The task: Could you print each line of the material below exactly?

*** Record extracts Section Begins ***

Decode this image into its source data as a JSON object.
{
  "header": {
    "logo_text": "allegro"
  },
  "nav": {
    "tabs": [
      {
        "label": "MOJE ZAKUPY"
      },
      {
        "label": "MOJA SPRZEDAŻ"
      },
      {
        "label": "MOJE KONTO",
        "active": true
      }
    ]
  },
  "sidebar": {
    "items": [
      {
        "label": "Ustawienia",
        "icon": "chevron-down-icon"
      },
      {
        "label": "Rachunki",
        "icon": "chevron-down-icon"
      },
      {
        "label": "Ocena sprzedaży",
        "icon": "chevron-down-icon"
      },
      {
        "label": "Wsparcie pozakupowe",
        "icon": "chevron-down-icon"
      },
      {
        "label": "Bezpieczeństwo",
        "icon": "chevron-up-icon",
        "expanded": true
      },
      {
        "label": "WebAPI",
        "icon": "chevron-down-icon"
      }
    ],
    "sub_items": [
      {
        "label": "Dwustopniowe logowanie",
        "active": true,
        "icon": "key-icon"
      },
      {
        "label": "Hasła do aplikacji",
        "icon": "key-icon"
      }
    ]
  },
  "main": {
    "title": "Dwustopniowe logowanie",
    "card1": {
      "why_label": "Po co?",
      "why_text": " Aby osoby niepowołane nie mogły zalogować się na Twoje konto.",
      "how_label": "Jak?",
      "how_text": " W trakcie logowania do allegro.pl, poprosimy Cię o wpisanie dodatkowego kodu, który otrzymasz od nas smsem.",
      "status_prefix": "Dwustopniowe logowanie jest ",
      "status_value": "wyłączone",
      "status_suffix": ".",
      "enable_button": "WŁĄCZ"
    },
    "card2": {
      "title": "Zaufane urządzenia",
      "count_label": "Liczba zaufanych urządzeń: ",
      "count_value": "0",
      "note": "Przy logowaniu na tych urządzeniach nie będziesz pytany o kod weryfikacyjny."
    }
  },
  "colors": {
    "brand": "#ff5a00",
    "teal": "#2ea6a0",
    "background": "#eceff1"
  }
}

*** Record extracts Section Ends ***

Written response:
Decode this image into its source data as a JSON object.
{
  "header": {
    "logo_text": "allegro"
  },
  "nav": {
    "tabs": [
      {
        "label": "MOJE ZAKUPY"
      },
      {
        "label": "MOJA SPRZEDAŻ"
      },
      {
        "label": "MOJE KONTO",
        "active": true
      }
    ]
  },
  "sidebar": {
    "items": [
      {
        "label": "Ustawienia",
        "icon": "chevron-down-icon"
      },
      {
        "label": "Rachunki",
        "icon": "chevron-down-icon"
      },
      {
        "label": "Ocena sprzedaży",
        "icon": "chevron-down-icon"
      },
      {
        "label": "Wsparcie pozakupowe",
        "icon": "chevron-down-icon"
      },
      {
        "label": "Bezpieczeństwo",
        "icon": "chevron-up-icon",
        "expanded": true
      },
      {
        "label": "WebAPI",
        "icon": "chevron-down-icon"
      }
    ],
    "sub_items": [
      {
        "label": "Dwustopniowe logowanie",
        "active": true,
        "icon": "key-icon"
      },
      {
        "label": "Hasła do aplikacji",
        "icon": "key-icon"
      }
    ]
  },
  "main": {
    "title": "Dwustopniowe logowanie",
    "card1": {
      "why_label": "Po co?",
      "why_text": " Aby osoby niepowołane nie mogły zalogować się na Twoje konto.",
      "how_label": "Jak?",
      "how_text": " W trakcie logowania do allegro.pl, poprosimy Cię o wpisanie dodatkowego kodu, który otrzymasz od nas smsem.",
      "status_prefix": "Dwustopniowe logowanie jest ",
      "status_value": "wyłączone",
      "status_suffix": ".",
      "enable_button": "WŁĄCZ"
    },
    "card2": {
      "title": "Zaufane urządzenia",
      "count_label": "Liczba zaufanych urządzeń: ",
      "count_value": "0",
      "note": "Przy logowaniu na tych urządzeniach nie będziesz pytany o kod weryfikacyjny."
    }
  },
  "colors": {
    "brand": "#ff5a00",
    "teal": "#2ea6a0",
    "background": "#eceff1"
  }
}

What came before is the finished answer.